Dataset rows for apps and sites:
○ ○ ○ ○

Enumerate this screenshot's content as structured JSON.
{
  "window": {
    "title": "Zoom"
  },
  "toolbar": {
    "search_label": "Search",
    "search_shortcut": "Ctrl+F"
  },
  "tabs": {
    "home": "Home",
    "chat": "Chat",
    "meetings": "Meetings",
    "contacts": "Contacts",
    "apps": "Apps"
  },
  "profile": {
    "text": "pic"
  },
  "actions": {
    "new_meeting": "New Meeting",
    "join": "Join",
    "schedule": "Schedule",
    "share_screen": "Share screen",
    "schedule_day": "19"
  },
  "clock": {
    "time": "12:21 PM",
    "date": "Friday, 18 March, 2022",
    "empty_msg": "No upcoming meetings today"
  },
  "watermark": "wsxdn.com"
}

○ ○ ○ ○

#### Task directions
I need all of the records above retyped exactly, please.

#### Expected output
Enumerate this screenshot's content as structured JSON.
{
  "window": {
    "title": "Zoom"
  },
  "toolbar": {
    "search_label": "Search",
    "search_shortcut": "Ctrl+F"
  },
  "tabs": {
    "home": "Home",
    "chat": "Chat",
    "meetings": "Meetings",
    "contacts": "Contacts",
    "apps": "Apps"
  },
  "profile": {
    "text": "pic"
  },
  "actions": {
    "new_meeting": "New Meeting",
    "join": "Join",
    "schedule": "Schedule",
    "share_screen": "Share screen",
    "schedule_day": "19"
  },
  "clock": {
    "time": "12:21 PM",
    "date": "Friday, 18 March, 2022",
    "empty_msg": "No upcoming meetings today"
  },
  "watermark": "wsxdn.com"
}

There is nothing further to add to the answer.